One thing that needs to be mentioned straight away is that, somewhat confusingly, London Dry Gin doesn’t have to be made in London or even the UK for that matter. The definition is laid out in Regulation (EC) 110/2008 of the European Parliament and makes for long, tedious reading so we will lay out the fundamentals, hopefully without putting you to sleep!

For a gin to be called London Dry Gin, the base spirit must be distilled to a completely neutral spirit of 96% ABV, must add all flavours through distillation in presence of “natural plant materials,” and can have nothing added after distillation save water and a trivial quantity of sugar.

Gin distillation requires a base neutral spirit to be distilled before the re-distillation with botanicals. This neutral spirit must be distilled to 96% ABV in a column still to ensure the quality and neutrality of the spirit. Back in the 19th century, back lane distillers would often increase the yield on their distillations by producing methanol alongside ethanol. Methanol is very poisonous and isn’t something you want to be drinking. Regulations state that there can only be 5 grams of methanol per hectolitre, so you know that gin with London Dry status is quality stuff. This obviously isn’t a problem like it was a few centuries ago and all commercially available gins remove methanol from their distillate.

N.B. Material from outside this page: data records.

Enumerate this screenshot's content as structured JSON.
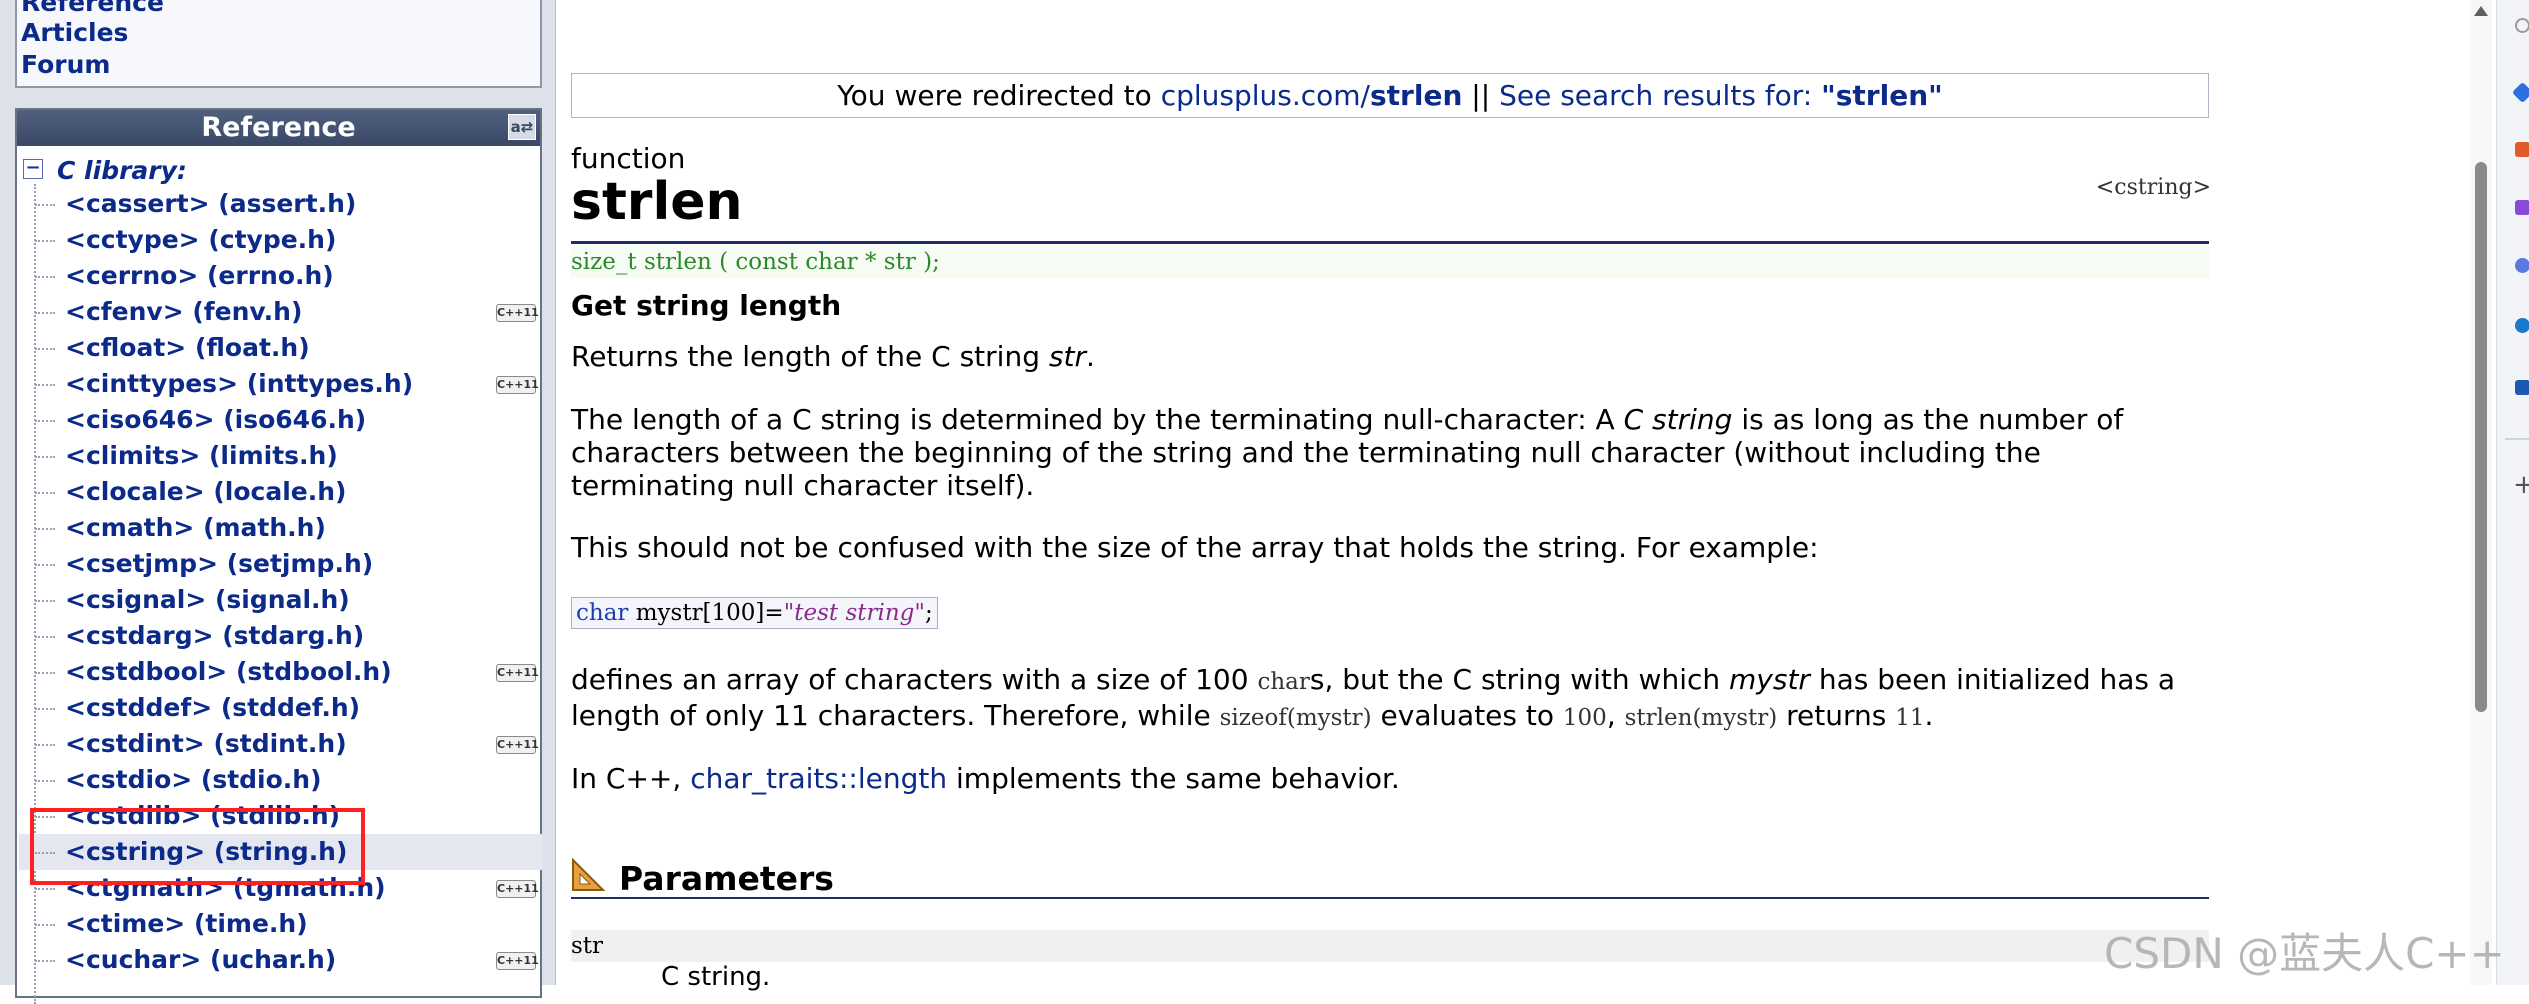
{
  "topnav": {
    "items": [
      "Reference",
      "Articles",
      "Forum"
    ]
  },
  "reference_panel": {
    "title": "Reference",
    "clib_label": "C library:",
    "headers": [
      {
        "label": "<cassert> (assert.h)",
        "cpp": false
      },
      {
        "label": "<cctype> (ctype.h)",
        "cpp": false
      },
      {
        "label": "<cerrno> (errno.h)",
        "cpp": false
      },
      {
        "label": "<cfenv> (fenv.h)",
        "cpp": true
      },
      {
        "label": "<cfloat> (float.h)",
        "cpp": false
      },
      {
        "label": "<cinttypes> (inttypes.h)",
        "cpp": true
      },
      {
        "label": "<ciso646> (iso646.h)",
        "cpp": false
      },
      {
        "label": "<climits> (limits.h)",
        "cpp": false
      },
      {
        "label": "<clocale> (locale.h)",
        "cpp": false
      },
      {
        "label": "<cmath> (math.h)",
        "cpp": false
      },
      {
        "label": "<csetjmp> (setjmp.h)",
        "cpp": false
      },
      {
        "label": "<csignal> (signal.h)",
        "cpp": false
      },
      {
        "label": "<cstdarg> (stdarg.h)",
        "cpp": false
      },
      {
        "label": "<cstdbool> (stdbool.h)",
        "cpp": true
      },
      {
        "label": "<cstddef> (stddef.h)",
        "cpp": false
      },
      {
        "label": "<cstdint> (stdint.h)",
        "cpp": true
      },
      {
        "label": "<cstdio> (stdio.h)",
        "cpp": false
      },
      {
        "label": "<cstdlib> (stdlib.h)",
        "cpp": false
      },
      {
        "label": "<cstring> (string.h)",
        "cpp": false,
        "selected": true
      },
      {
        "label": "<ctgmath> (tgmath.h)",
        "cpp": true
      },
      {
        "label": "<ctime> (time.h)",
        "cpp": false
      },
      {
        "label": "<cuchar> (uchar.h)",
        "cpp": true
      }
    ],
    "cpp_badge": "C++11"
  },
  "redirect": {
    "prefix": "You were redirected to ",
    "url_base": "cplusplus.com/",
    "url_term": "strlen",
    "separator": " || ",
    "search_text": "See search results for: ",
    "search_term": "\"strlen\""
  },
  "doc": {
    "kind": "function",
    "name": "strlen",
    "header": "<cstring>",
    "prototype": "size_t strlen ( const char * str );",
    "subtitle": "Get string length",
    "p1_text": "Returns the length of the C string ",
    "p1_em": "str",
    "p1_end": ".",
    "p2_a": "The length of a C string is determined by the terminating null-character: A ",
    "p2_em": "C string",
    "p2_b": " is as long as the number of characters between the beginning of the string and the terminating null character (without including the terminating null character itself).",
    "p3": "This should not be confused with the size of the array that holds the string. For example:",
    "code_kw": "char",
    "code_mid": " mystr[100]=",
    "code_str": "\"test string\"",
    "code_end": ";",
    "p4_a": "defines an array of characters with a size of 100 ",
    "p4_code1": "char",
    "p4_b": "s, but the C string with which ",
    "p4_em": "mystr",
    "p4_c": " has been initialized has a length of only 11 characters. Therefore, while ",
    "p4_code2": "sizeof(mystr)",
    "p4_d": " evaluates to ",
    "p4_code3": "100",
    "p4_e": ", ",
    "p4_code4": "strlen(mystr)",
    "p4_f": " returns ",
    "p4_code5": "11",
    "p4_g": ".",
    "p5_a": "In C++, ",
    "p5_link": "char_traits::length",
    "p5_b": " implements the same behavior.",
    "params_title": "Parameters",
    "param_name": "str",
    "param_desc": "C string."
  },
  "watermark": "CSDN @蓝夫人C++"
}
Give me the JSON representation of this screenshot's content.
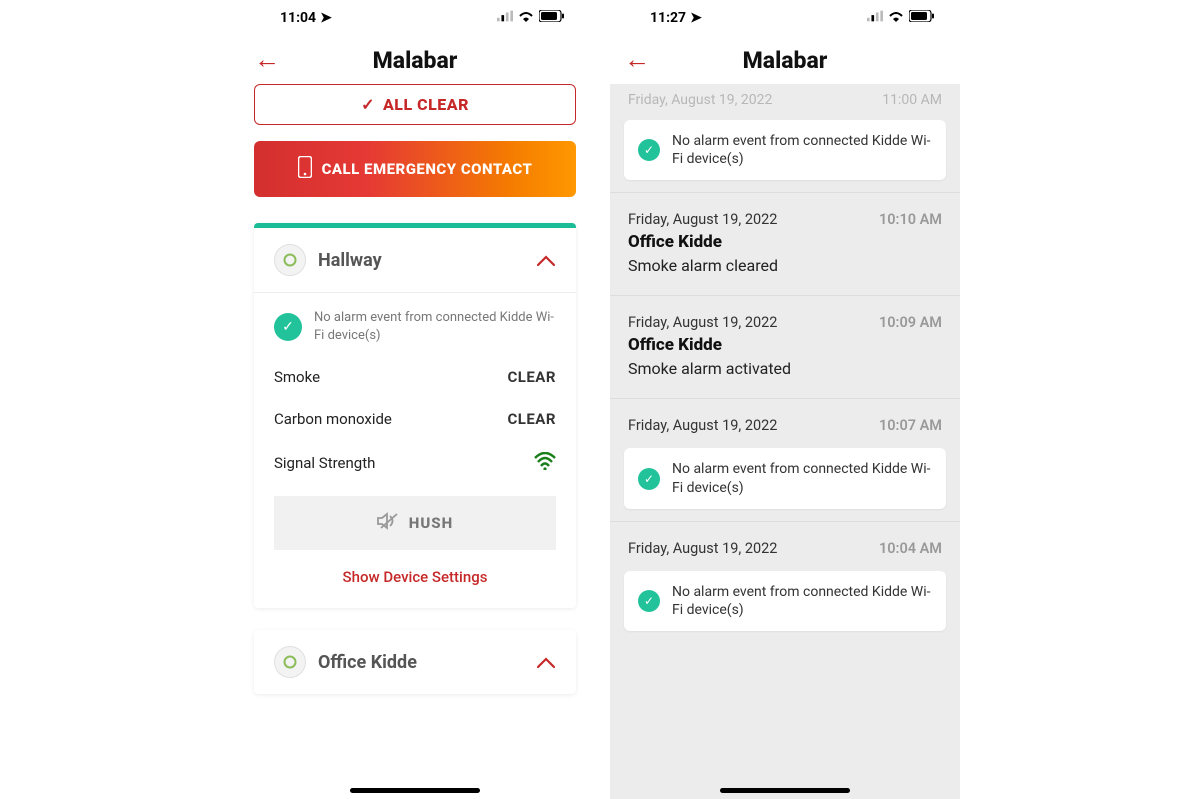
{
  "left": {
    "status": {
      "time": "11:04"
    },
    "title": "Malabar",
    "all_clear": "ALL CLEAR",
    "call_btn": "CALL EMERGENCY CONTACT",
    "devices": [
      {
        "name": "Hallway",
        "no_alarm": "No alarm event from connected Kidde Wi-Fi device(s)",
        "smoke_label": "Smoke",
        "smoke_status": "CLEAR",
        "co_label": "Carbon monoxide",
        "co_status": "CLEAR",
        "signal_label": "Signal Strength",
        "hush": "HUSH",
        "settings_link": "Show Device Settings"
      },
      {
        "name": "Office Kidde"
      }
    ]
  },
  "right": {
    "status": {
      "time": "11:27"
    },
    "title": "Malabar",
    "partial": {
      "date": "Friday, August 19, 2022",
      "time": "11:00 AM"
    },
    "pill_text": "No alarm event from connected Kidde Wi-Fi device(s)",
    "events": [
      {
        "date": "Friday, August 19, 2022",
        "time": "10:10 AM",
        "device": "Office Kidde",
        "msg": "Smoke alarm cleared"
      },
      {
        "date": "Friday, August 19, 2022",
        "time": "10:09 AM",
        "device": "Office Kidde",
        "msg": "Smoke alarm activated"
      },
      {
        "date": "Friday, August 19, 2022",
        "time": "10:07 AM",
        "pill": "No alarm event from connected Kidde Wi-Fi device(s)"
      },
      {
        "date": "Friday, August 19, 2022",
        "time": "10:04 AM",
        "pill": "No alarm event from connected Kidde Wi-Fi device(s)"
      }
    ]
  }
}
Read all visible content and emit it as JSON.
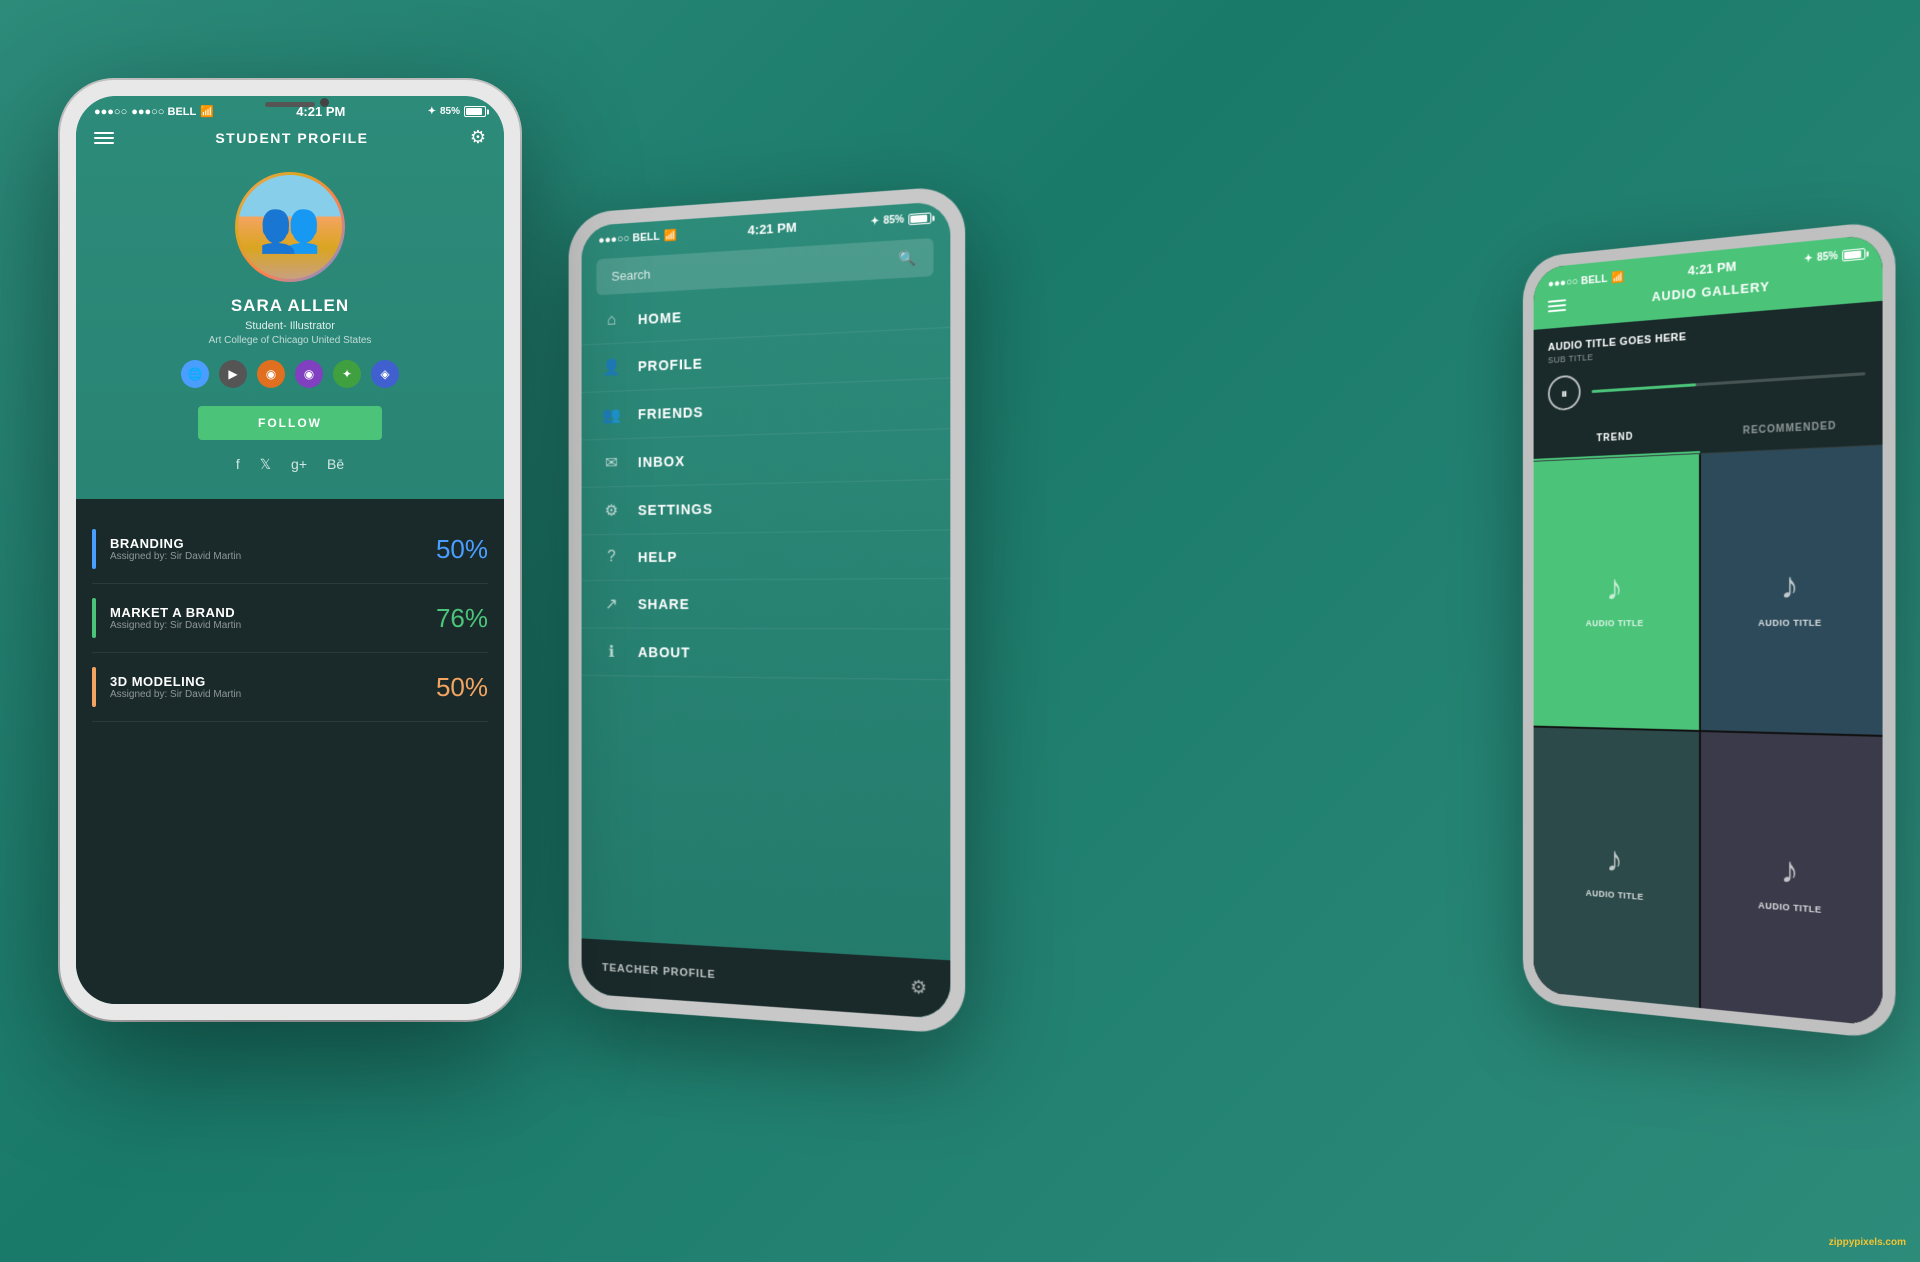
{
  "background": {
    "color": "#2d8b7a"
  },
  "phone1": {
    "status_bar": {
      "carrier": "●●●○○ BELL",
      "wifi": "WiFi",
      "time": "4:21 PM",
      "bluetooth": "✦",
      "battery": "85%"
    },
    "header": {
      "title": "STUDENT PROFILE"
    },
    "profile": {
      "name": "SARA ALLEN",
      "role": "Student- Illustrator",
      "school": "Art College of Chicago United States"
    },
    "follow_button": "FOLLOW",
    "social_links": [
      "f",
      "𝕏",
      "g+",
      "Bē"
    ],
    "courses": [
      {
        "name": "BRANDING",
        "assigned": "Assigned by: Sir David Martin",
        "percent": "50%",
        "color": "#4a9eff",
        "color_class": "blue"
      },
      {
        "name": "MARKET A BRAND",
        "assigned": "Assigned by: Sir David Martin",
        "percent": "76%",
        "color": "#4bc47a",
        "color_class": "green"
      },
      {
        "name": "3D Modeling",
        "assigned": "Assigned by: Sir David Martin",
        "percent": "50%",
        "color": "#f4a460",
        "color_class": "orange"
      }
    ]
  },
  "phone2": {
    "status_bar": {
      "carrier": "●●●○○ BELL",
      "wifi": "WiFi",
      "time": "4:21 PM",
      "bluetooth": "✦",
      "battery": "85%"
    },
    "search": {
      "placeholder": "Search"
    },
    "menu_items": [
      {
        "label": "HOME",
        "icon": "⌂"
      },
      {
        "label": "PROFILE",
        "icon": "♟"
      },
      {
        "label": "FRIENDS",
        "icon": "♟♟"
      },
      {
        "label": "INBOX",
        "icon": "✉"
      },
      {
        "label": "SETTINGS",
        "icon": "⚙"
      },
      {
        "label": "HELP",
        "icon": "?"
      },
      {
        "label": "SHARE",
        "icon": "↗"
      },
      {
        "label": "ABOUT",
        "icon": "ℹ"
      }
    ],
    "teacher_profile_label": "TEACHER PROFILE"
  },
  "phone3": {
    "status_bar": {
      "carrier": "●●●○○ BELL",
      "wifi": "WiFi",
      "time": "4:21 PM",
      "bluetooth": "✦",
      "battery": "85%"
    },
    "header": {
      "title": "AUDIO GALLERY"
    },
    "now_playing": {
      "title": "AUDIO TITLE GOES HERE",
      "subtitle": "SUB TITLE",
      "progress": 40
    },
    "tabs": [
      {
        "label": "TREND",
        "active": true
      },
      {
        "label": "RECOMMENDED",
        "active": false
      }
    ],
    "audio_cards": [
      {
        "label": "AUDIO TITLE"
      },
      {
        "label": "AUDIO TITLE"
      },
      {
        "label": "AUDIO TITLE"
      },
      {
        "label": "AUDIO TITLE"
      }
    ]
  },
  "watermark": {
    "text_plain": "zippy",
    "text_colored": "pixels",
    "suffix": ".com"
  }
}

It’s now time for the base spirit to be redistilled with the botanicals, which must all be natural with nothing artificial added. The distiller only gets one shot at getting the flavour profile right at this point as after this distillation nothing else can be added save for water and a very small amount of sugar. Gins that add botanicals, flavourings or more than the prescribed trace amount of sugar cannot call themselves London Dry Gin.

Contrary to popular opinion, there is no designated flavour profile or botanical requirements save that they are all natural and juniper is the primary flavour. Many traditional London Dry gins are heavy with citrus fruit like lemon and limes but a London Dry can also be contemporary in style. Just remember that this designation governs the process of how it’s made, not how it tastes.